TOWN COUNCIL ELECTIONS: Elections are taking place on Thursday May 2 for Telscombe Town Council. Why not become a councillor yourself? We have information on our website and further information and nomination papers are available from the Electoral Commission website https://www.electoralcommission.org.uk/
FOOTNOTES: Chaplin stared balefully at me. ‘There is no point in adopting that attitude, they are going to have to be washed’, I said, referring to his four paws, which were caked in mud and firmly resisting all his attempts at licking them clean. How he had got into that condition, I have no idea, the garden’s flower beds are not muddy, despite the recent downpours and his expeditions never take him very far. I fetched a bowl of warm water and with a struggle managed to clean the paws until they were able to be finished off by himself. In my long experience of cats, very few like water. I once watched an Indian Gazelle escape from a leopard by leaping into a river and swimming to safety on the other side, whilst the leopard pawed at the earth on the other bank, frustrated, but unwilling to enter the water. On the obverse all my dogs have been lovers of all forms of water, sea, river, ponds you name it my retrievers have loved it. The Golden I had in South London, became a celebrity for his habit of having people throw stones into the nearby river for him, and then diving underwater, pawing at the pebbles already there until he found the one he was looking for, swimming to the surface and depositing it at the thrower’s feet. Whether it was the right stone or not no one could tell or indeed seemed to care, but he made front page news in the local paper with a photograph of him grinning at the camera. My last retriever, Rupert, was a sea lover. Immediately we arrived on the shore, he would make a bee-line for the water and then refuse to come out, until tempted with biscuits.

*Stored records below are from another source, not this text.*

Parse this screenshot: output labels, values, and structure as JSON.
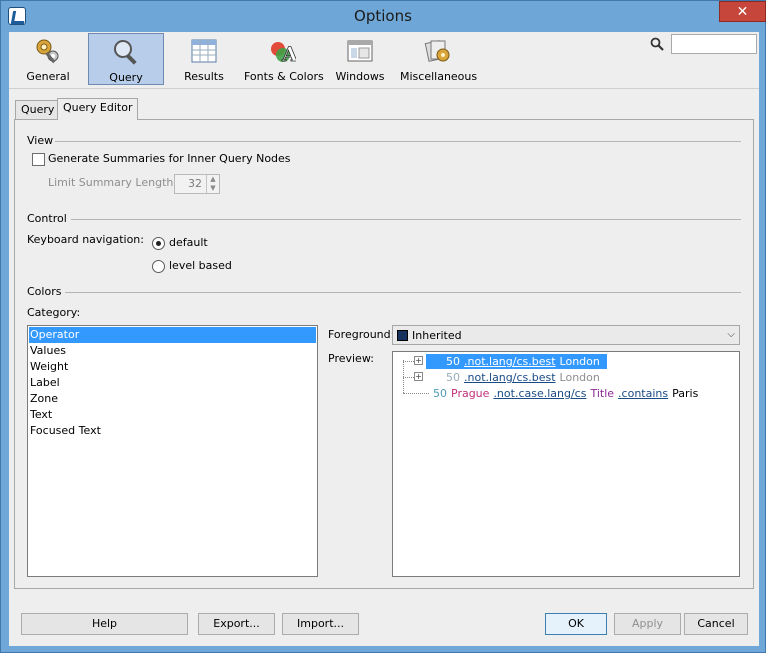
{
  "window": {
    "title": "Options",
    "close_glyph": "✕"
  },
  "toolbar": {
    "items": [
      {
        "label": "General",
        "icon": "gears-icon"
      },
      {
        "label": "Query",
        "icon": "magnifier-icon",
        "selected": true
      },
      {
        "label": "Results",
        "icon": "table-icon"
      },
      {
        "label": "Fonts & Colors",
        "icon": "fonts-colors-icon"
      },
      {
        "label": "Windows",
        "icon": "windows-icon"
      },
      {
        "label": "Miscellaneous",
        "icon": "misc-icon"
      }
    ],
    "search_value": ""
  },
  "tabs": [
    {
      "label": "Query",
      "active": false
    },
    {
      "label": "Query Editor",
      "active": true
    }
  ],
  "view": {
    "title": "View",
    "generate_summaries_label": "Generate Summaries for Inner Query Nodes",
    "generate_summaries_checked": false,
    "limit_label": "Limit Summary Length to:",
    "limit_value": "32"
  },
  "control": {
    "title": "Control",
    "keyboard_label": "Keyboard navigation:",
    "options": [
      "default",
      "level based"
    ],
    "selected": "default"
  },
  "colors": {
    "title": "Colors",
    "category_label": "Category:",
    "categories": [
      "Operator",
      "Values",
      "Weight",
      "Label",
      "Zone",
      "Text",
      "Focused Text"
    ],
    "selected_category": "Operator",
    "foreground_label": "Foreground:",
    "foreground_value": "Inherited",
    "foreground_color": "#15325e",
    "preview_label": "Preview:",
    "preview_rows": [
      {
        "weight": "50",
        "zone": ".not.lang/cs.best",
        "text": "London",
        "selected": true
      },
      {
        "weight": "50",
        "zone": ".not.lang/cs.best",
        "text": "London",
        "selected": false
      },
      {
        "weight": "50",
        "value": "Prague",
        "zone": ".not.case.lang/cs",
        "label": "Title",
        "op": ".contains",
        "text": "Paris"
      }
    ]
  },
  "buttons": {
    "help": "Help",
    "export": "Export...",
    "import": "Import...",
    "ok": "OK",
    "apply": "Apply",
    "cancel": "Cancel"
  },
  "palette": {
    "accent": "#3399ff",
    "weight": "#4f9ab7",
    "value": "#c0307a",
    "zone": "#1a4b86",
    "label": "#8a2a92",
    "muted": "#8e8e8e"
  }
}
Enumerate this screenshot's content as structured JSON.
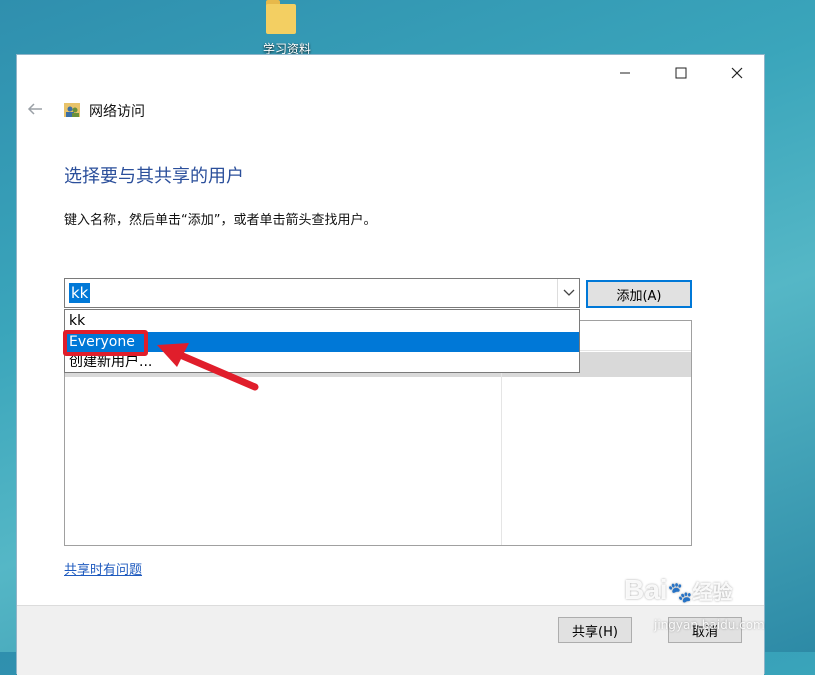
{
  "desktop": {
    "folder_label": "学习资料"
  },
  "window": {
    "title": "网络访问",
    "heading": "选择要与其共享的用户",
    "instruction": "键入名称，然后单击“添加”，或者单击箭头查找用户。",
    "combo_value": "kk",
    "add_button": "添加(A)",
    "dropdown_options": [
      "kk",
      "Everyone",
      "创建新用户..."
    ],
    "selected_option": "Everyone",
    "help_link": "共享时有问题",
    "share_button": "共享(H)",
    "cancel_button": "取消"
  },
  "watermark": {
    "logo_text": "Bai",
    "logo_text2": "经验",
    "url": "jingyan.baidu.com"
  },
  "colors": {
    "accent": "#0078d7",
    "highlight_red": "#e01e2b",
    "heading_blue": "#2b4f9b"
  }
}
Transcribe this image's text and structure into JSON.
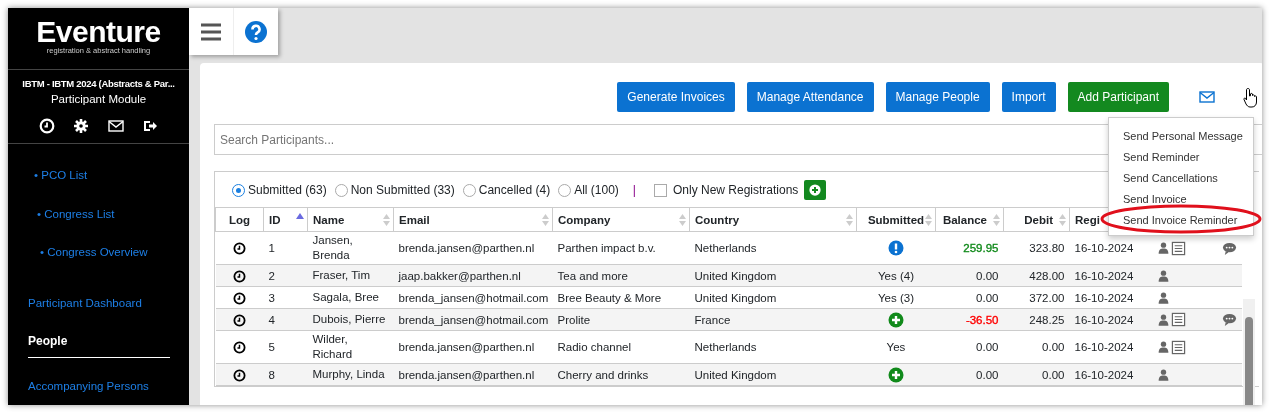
{
  "sidebar": {
    "logo": "Eventure",
    "tagline": "registration & abstract handling",
    "event": "IBTM - IBTM 2024 (Abstracts & Par...",
    "module": "Participant Module",
    "tree": [
      {
        "label": "• PCO List",
        "children": [
          {
            "label": "• Congress List",
            "children": [
              {
                "label": "• Congress Overview"
              }
            ]
          }
        ]
      }
    ],
    "menu": [
      {
        "label": "Participant Dashboard",
        "selected": false
      },
      {
        "label": "People",
        "selected": true
      },
      {
        "label": "Accompanying Persons",
        "selected": false
      }
    ]
  },
  "actions": [
    {
      "label": "Generate Invoices",
      "kind": "primary"
    },
    {
      "label": "Manage Attendance",
      "kind": "primary"
    },
    {
      "label": "Manage People",
      "kind": "primary"
    },
    {
      "label": "Import",
      "kind": "primary"
    },
    {
      "label": "Add Participant",
      "kind": "success"
    }
  ],
  "mail_menu": {
    "expanded": true,
    "items": [
      {
        "label": "Send Personal Message",
        "highlighted": false
      },
      {
        "label": "Send Reminder",
        "highlighted": false
      },
      {
        "label": "Send Cancellations",
        "highlighted": false
      },
      {
        "label": "Send Invoice",
        "highlighted": false
      },
      {
        "label": "Send Invoice Reminder",
        "highlighted": true
      }
    ]
  },
  "search": {
    "placeholder": "Search Participants..."
  },
  "filters": [
    {
      "label": "Submitted (63)",
      "selected": true
    },
    {
      "label": "Non Submitted (33)",
      "selected": false
    },
    {
      "label": "Cancelled (4)",
      "selected": false
    },
    {
      "label": "All (100)",
      "selected": false
    }
  ],
  "separator": "|",
  "new_only": {
    "label": "Only New Registrations",
    "checked": false
  },
  "table": {
    "columns": [
      {
        "label": "Log",
        "sortable": false
      },
      {
        "label": "ID",
        "sorted": true
      },
      {
        "label": "Name",
        "sortable": true
      },
      {
        "label": "Email",
        "sortable": true
      },
      {
        "label": "Company",
        "sortable": true
      },
      {
        "label": "Country",
        "sortable": true
      },
      {
        "label": "Submitted",
        "sortable": true
      },
      {
        "label": "Balance",
        "sortable": true
      },
      {
        "label": "Debit",
        "sortable": true
      },
      {
        "label": "Regi",
        "sortable": false
      }
    ],
    "rows": [
      {
        "id": "1",
        "name": "Jansen, Brenda",
        "email": "brenda.jansen@parthen.nl",
        "company": "Parthen impact b.v.",
        "country": "Netherlands",
        "submitted": {
          "kind": "alert"
        },
        "balance": {
          "text": "259.95",
          "color": "#118a1b"
        },
        "debit": "323.80",
        "registered": "16-10-2024",
        "has_form": true,
        "has_comment": true
      },
      {
        "id": "2",
        "name": "Fraser, Tim",
        "email": "jaap.bakker@parthen.nl",
        "company": "Tea and more",
        "country": "United Kingdom",
        "submitted": {
          "kind": "text",
          "text": "Yes (4)"
        },
        "balance": {
          "text": "0.00"
        },
        "debit": "428.00",
        "registered": "16-10-2024",
        "has_form": false,
        "has_comment": false
      },
      {
        "id": "3",
        "name": "Sagala, Bree",
        "email": "brenda_jansen@hotmail.com",
        "company": "Bree Beauty & More",
        "country": "United Kingdom",
        "submitted": {
          "kind": "text",
          "text": "Yes (3)"
        },
        "balance": {
          "text": "0.00"
        },
        "debit": "372.00",
        "registered": "16-10-2024",
        "has_form": false,
        "has_comment": false
      },
      {
        "id": "4",
        "name": "Dubois, Pierre",
        "email": "brenda_jansen@hotmail.com",
        "company": "Prolite",
        "country": "France",
        "submitted": {
          "kind": "plus"
        },
        "balance": {
          "text": "-36.50",
          "color": "#ff0000"
        },
        "debit": "248.25",
        "registered": "16-10-2024",
        "has_form": true,
        "has_comment": true
      },
      {
        "id": "5",
        "name": "Wilder, Richard",
        "email": "brenda.jansen@parthen.nl",
        "company": "Radio channel",
        "country": "Netherlands",
        "submitted": {
          "kind": "text",
          "text": "Yes"
        },
        "balance": {
          "text": "0.00"
        },
        "debit": "0.00",
        "registered": "16-10-2024",
        "has_form": true,
        "has_comment": false
      },
      {
        "id": "8",
        "name": "Murphy, Linda",
        "email": "brenda.jansen@parthen.nl",
        "company": "Cherry and drinks",
        "country": "United Kingdom",
        "submitted": {
          "kind": "plus"
        },
        "balance": {
          "text": "0.00"
        },
        "debit": "0.00",
        "registered": "16-10-2024",
        "has_form": false,
        "has_comment": false
      }
    ]
  }
}
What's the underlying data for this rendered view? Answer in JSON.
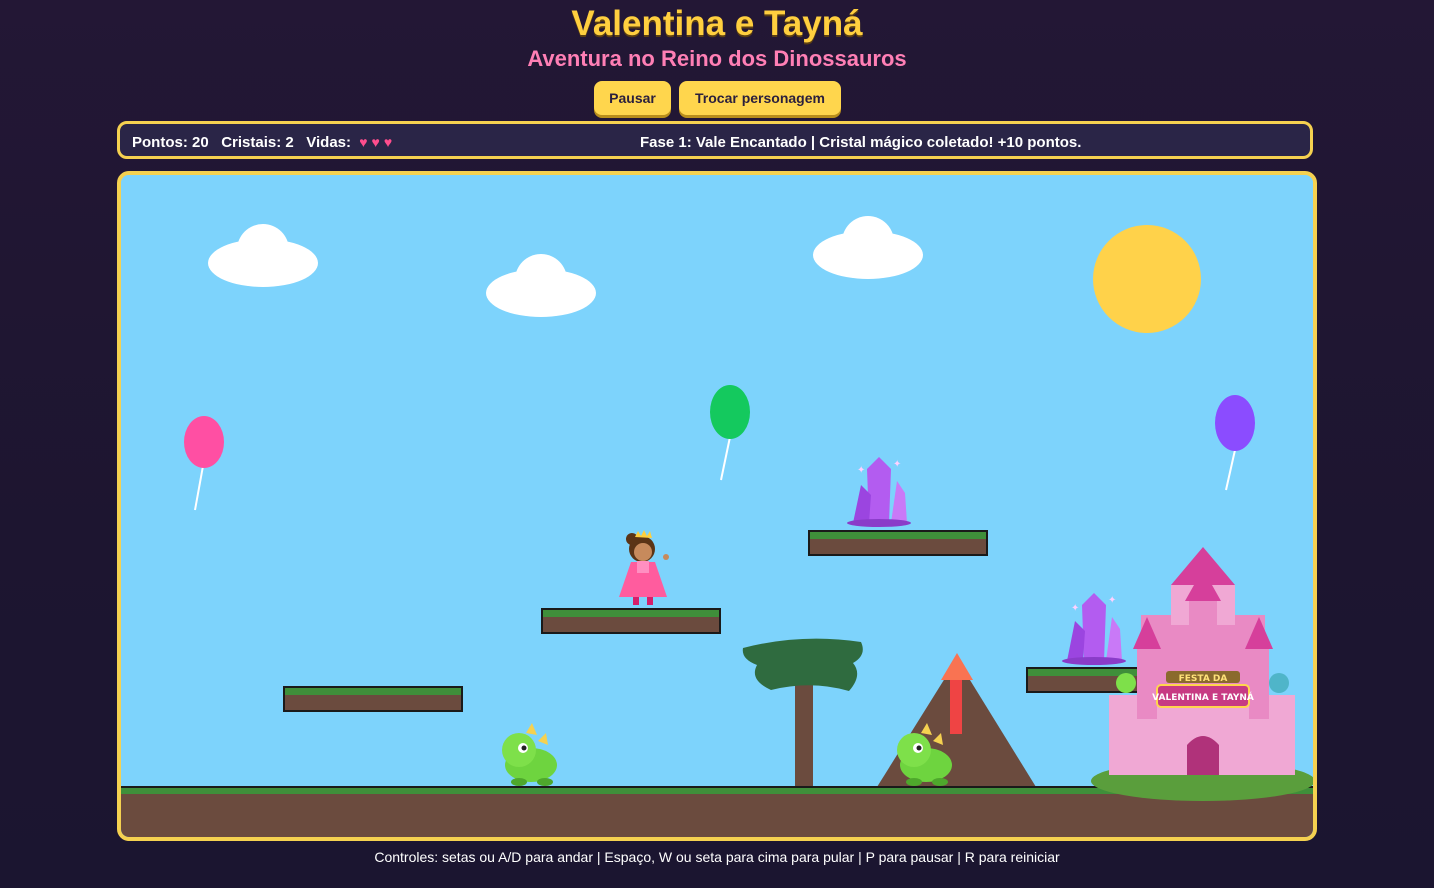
{
  "header": {
    "title": "Valentina e Tayná",
    "subtitle": "Aventura no Reino dos Dinossauros"
  },
  "controls": {
    "pause_label": "Pausar",
    "switch_character_label": "Trocar personagem"
  },
  "hud": {
    "points_label": "Pontos:",
    "points": "20",
    "crystals_label": "Cristais:",
    "crystals": "2",
    "lives_label": "Vidas:",
    "lives_count": 3,
    "status_message": "Fase 1: Vale Encantado | Cristal mágico coletado! +10 pontos."
  },
  "scene": {
    "castle_banner_line1": "FESTA DA",
    "castle_banner_line2": "VALENTINA E TAYNÁ",
    "colors": {
      "sky": "#7dd3fc",
      "ground": "#6b4b3e",
      "grass": "#3f8f3a",
      "sun": "#ffd24a",
      "balloon_pink": "#ff4fa3",
      "balloon_green": "#14c95e",
      "balloon_purple": "#8b4cff",
      "crystal": "#b35cf0"
    }
  },
  "footer": {
    "help_text": "Controles: setas ou A/D para andar | Espaço, W ou seta para cima para pular | P para pausar | R para reiniciar"
  }
}
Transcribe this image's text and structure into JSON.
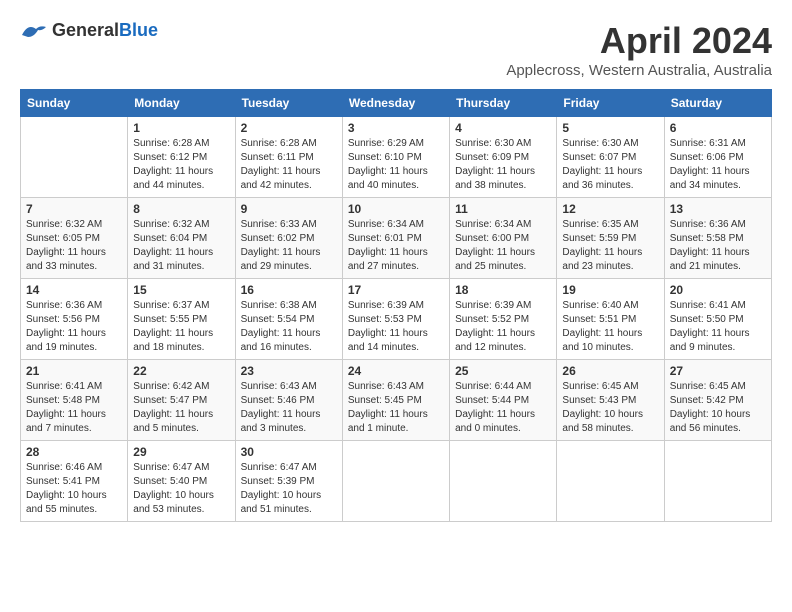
{
  "header": {
    "logo_general": "General",
    "logo_blue": "Blue",
    "month_title": "April 2024",
    "subtitle": "Applecross, Western Australia, Australia"
  },
  "days_of_week": [
    "Sunday",
    "Monday",
    "Tuesday",
    "Wednesday",
    "Thursday",
    "Friday",
    "Saturday"
  ],
  "weeks": [
    [
      {
        "date": "",
        "info": ""
      },
      {
        "date": "1",
        "info": "Sunrise: 6:28 AM\nSunset: 6:12 PM\nDaylight: 11 hours\nand 44 minutes."
      },
      {
        "date": "2",
        "info": "Sunrise: 6:28 AM\nSunset: 6:11 PM\nDaylight: 11 hours\nand 42 minutes."
      },
      {
        "date": "3",
        "info": "Sunrise: 6:29 AM\nSunset: 6:10 PM\nDaylight: 11 hours\nand 40 minutes."
      },
      {
        "date": "4",
        "info": "Sunrise: 6:30 AM\nSunset: 6:09 PM\nDaylight: 11 hours\nand 38 minutes."
      },
      {
        "date": "5",
        "info": "Sunrise: 6:30 AM\nSunset: 6:07 PM\nDaylight: 11 hours\nand 36 minutes."
      },
      {
        "date": "6",
        "info": "Sunrise: 6:31 AM\nSunset: 6:06 PM\nDaylight: 11 hours\nand 34 minutes."
      }
    ],
    [
      {
        "date": "7",
        "info": "Sunrise: 6:32 AM\nSunset: 6:05 PM\nDaylight: 11 hours\nand 33 minutes."
      },
      {
        "date": "8",
        "info": "Sunrise: 6:32 AM\nSunset: 6:04 PM\nDaylight: 11 hours\nand 31 minutes."
      },
      {
        "date": "9",
        "info": "Sunrise: 6:33 AM\nSunset: 6:02 PM\nDaylight: 11 hours\nand 29 minutes."
      },
      {
        "date": "10",
        "info": "Sunrise: 6:34 AM\nSunset: 6:01 PM\nDaylight: 11 hours\nand 27 minutes."
      },
      {
        "date": "11",
        "info": "Sunrise: 6:34 AM\nSunset: 6:00 PM\nDaylight: 11 hours\nand 25 minutes."
      },
      {
        "date": "12",
        "info": "Sunrise: 6:35 AM\nSunset: 5:59 PM\nDaylight: 11 hours\nand 23 minutes."
      },
      {
        "date": "13",
        "info": "Sunrise: 6:36 AM\nSunset: 5:58 PM\nDaylight: 11 hours\nand 21 minutes."
      }
    ],
    [
      {
        "date": "14",
        "info": "Sunrise: 6:36 AM\nSunset: 5:56 PM\nDaylight: 11 hours\nand 19 minutes."
      },
      {
        "date": "15",
        "info": "Sunrise: 6:37 AM\nSunset: 5:55 PM\nDaylight: 11 hours\nand 18 minutes."
      },
      {
        "date": "16",
        "info": "Sunrise: 6:38 AM\nSunset: 5:54 PM\nDaylight: 11 hours\nand 16 minutes."
      },
      {
        "date": "17",
        "info": "Sunrise: 6:39 AM\nSunset: 5:53 PM\nDaylight: 11 hours\nand 14 minutes."
      },
      {
        "date": "18",
        "info": "Sunrise: 6:39 AM\nSunset: 5:52 PM\nDaylight: 11 hours\nand 12 minutes."
      },
      {
        "date": "19",
        "info": "Sunrise: 6:40 AM\nSunset: 5:51 PM\nDaylight: 11 hours\nand 10 minutes."
      },
      {
        "date": "20",
        "info": "Sunrise: 6:41 AM\nSunset: 5:50 PM\nDaylight: 11 hours\nand 9 minutes."
      }
    ],
    [
      {
        "date": "21",
        "info": "Sunrise: 6:41 AM\nSunset: 5:48 PM\nDaylight: 11 hours\nand 7 minutes."
      },
      {
        "date": "22",
        "info": "Sunrise: 6:42 AM\nSunset: 5:47 PM\nDaylight: 11 hours\nand 5 minutes."
      },
      {
        "date": "23",
        "info": "Sunrise: 6:43 AM\nSunset: 5:46 PM\nDaylight: 11 hours\nand 3 minutes."
      },
      {
        "date": "24",
        "info": "Sunrise: 6:43 AM\nSunset: 5:45 PM\nDaylight: 11 hours\nand 1 minute."
      },
      {
        "date": "25",
        "info": "Sunrise: 6:44 AM\nSunset: 5:44 PM\nDaylight: 11 hours\nand 0 minutes."
      },
      {
        "date": "26",
        "info": "Sunrise: 6:45 AM\nSunset: 5:43 PM\nDaylight: 10 hours\nand 58 minutes."
      },
      {
        "date": "27",
        "info": "Sunrise: 6:45 AM\nSunset: 5:42 PM\nDaylight: 10 hours\nand 56 minutes."
      }
    ],
    [
      {
        "date": "28",
        "info": "Sunrise: 6:46 AM\nSunset: 5:41 PM\nDaylight: 10 hours\nand 55 minutes."
      },
      {
        "date": "29",
        "info": "Sunrise: 6:47 AM\nSunset: 5:40 PM\nDaylight: 10 hours\nand 53 minutes."
      },
      {
        "date": "30",
        "info": "Sunrise: 6:47 AM\nSunset: 5:39 PM\nDaylight: 10 hours\nand 51 minutes."
      },
      {
        "date": "",
        "info": ""
      },
      {
        "date": "",
        "info": ""
      },
      {
        "date": "",
        "info": ""
      },
      {
        "date": "",
        "info": ""
      }
    ]
  ]
}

There are exceptions. In a theatre production of Alan Ayckbourn’s play ‘Way Upstream’, the stage is dominated by a river running across it, with a cabin cruiser moored centre stage. The theatre had gone to enormous expense building a water tank on the stage and getting the local fire brigade to fill it. They had then crane lifted a cabin cruiser to float on it. We were, as the cast, very impressed. The director decided to introduce a character walking along the tow path with a dog on a lead, something not in the original script, a ball to be thrown into the ‘river’ and the dog jumping in to retrieve it. They chose a very pretty poodle for this part and all through rehearsals he dutifully jumped after the ball and swam back to the bank, clambering out with it in his mouth. Came the first night, the actor walked on with the poodle, who was met by loud murmurings of ‘ahhh’ from the packed house. It was then that the dog turned out to be a total diva. It promptly sat down, facing the audience and refused to move, despite tugs on the lead. The audience, of course, reacted to this blatant piece of scene-stealing with bursts of laughter, which just served to encourage the dog. Eventually his actor handler picked him up and carried him off stage, where sadly, he never appeared again, thus endorsing the old adage, never work with children and animals.
Go safely and have a good week.